A group of 24 seafarers abandoned since July after their ships were detained in Ravenna Port in Italy for alleged non-payment of bunker supplies has finally been repatriated. The seafarers were crew members on board the Maltese-flagged chemical tanker Gobustan and the general cargo vessel Sultan Bey also registered in Malta.
Their ordeal began when the Gobustan was seized where it arrived on 8th July for alleged non-payment by the shipowner to the fuel supplier. The crew was not allowed to get off the ship as they are non-Schengen citizens and due to COVID-19 restrictions, so the ship was moored at the cruise terminal in Porto Corsini.
Days later, on 16th July the Sultan Bey, en route from Istanbul, was also detained by the Italian authorities, after docking at the Ravenna Bulk Terminal, due to the ship owner’s alleged outstanding debts.
Global maritime charity Stella Maris (formerly known as Apostleship of the Sea) and the Ravenna’s Seafarers’ Welfare Committee stepped in to support the stranded crew members, working together with local organizations to ensure that food, supplies, and fresh drinking water was available to the seafarers.
Stella Maris in the UK made a grant of £2,000 to its colleagues in Ravenna to help with the purchase of supplies for the men while plans were put in place for the seafarers’ repatriation. The crew of the Gobustan was repatriated on 3rd and 4th October while the Sultan Bey crew went home on 23rd and 24th October.
Expressing his thanks to Stella Maris, Carlo Cordone, President of Ravenna’s Seafarers’ Welfare Committee said it had been an uphill struggle to get the seafarers repatriated, due to various challenges.

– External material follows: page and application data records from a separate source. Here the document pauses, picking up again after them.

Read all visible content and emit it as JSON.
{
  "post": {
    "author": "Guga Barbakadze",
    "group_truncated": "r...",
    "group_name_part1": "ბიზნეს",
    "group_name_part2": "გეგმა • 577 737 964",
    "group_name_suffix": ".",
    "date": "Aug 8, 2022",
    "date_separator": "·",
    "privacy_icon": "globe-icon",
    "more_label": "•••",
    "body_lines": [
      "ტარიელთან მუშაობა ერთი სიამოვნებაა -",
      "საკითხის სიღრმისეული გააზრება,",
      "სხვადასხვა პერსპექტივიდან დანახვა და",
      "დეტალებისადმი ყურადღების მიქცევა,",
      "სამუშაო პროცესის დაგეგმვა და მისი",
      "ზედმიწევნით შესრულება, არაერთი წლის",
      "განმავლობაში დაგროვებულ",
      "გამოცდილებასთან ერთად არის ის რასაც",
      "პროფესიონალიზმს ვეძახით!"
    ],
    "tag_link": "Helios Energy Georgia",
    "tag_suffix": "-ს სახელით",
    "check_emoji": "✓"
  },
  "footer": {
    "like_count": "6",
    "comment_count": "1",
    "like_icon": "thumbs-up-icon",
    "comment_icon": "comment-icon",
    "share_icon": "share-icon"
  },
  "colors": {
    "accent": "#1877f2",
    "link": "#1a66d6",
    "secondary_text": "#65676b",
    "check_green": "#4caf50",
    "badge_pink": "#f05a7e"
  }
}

These included: air traffic bans due to Covid-19, arranging rapid response Covid-19 tests for crew members (and getting the results within 12 hours instead of the usual 24 to 48 hours), obtaining an extension from 48 hours to 72 hours of the Covid-19 free certificate from the Consul of Azerbaijan for the Azerbaijani crew and getting visa extensions for them. To add to all this, the war between Azerbaijan and Armenia with the high risk of airport closures made crew repatriation a very difficult and demanding task.
“This complex job, which led to excellent results and brought us at the side of these seafarers all the time, has been possible thanks to the support of many people involved, who got busy to answer our cry for help right away; thanks to the good spirit of cooperation between companies and institutions typical of our port and thanks to our ability to come together as a team in face of humanitarian emergencies,” Mr Cordone said.
“I can assure you that the shiny eyes of those men who had been permitted to go back home at last deeply moved me and paid me back for the huge efforts of the last few months. A heartfelt thanks to everybody!” he added.
Martin Foley, Stella Maris Europe Regional Coordinator said the successful outcome demonstrated the strength of Stella Maris’ network of over 200 chaplains and 700 volunteers in ports all over the world.
“Stella Maris is the world’s largest ship visiting network and these cases show that our presence in ports and ability to work closely with other agencies are vital in ensuring seafarers’ rights are upheld, especially in times of crisis,” he said.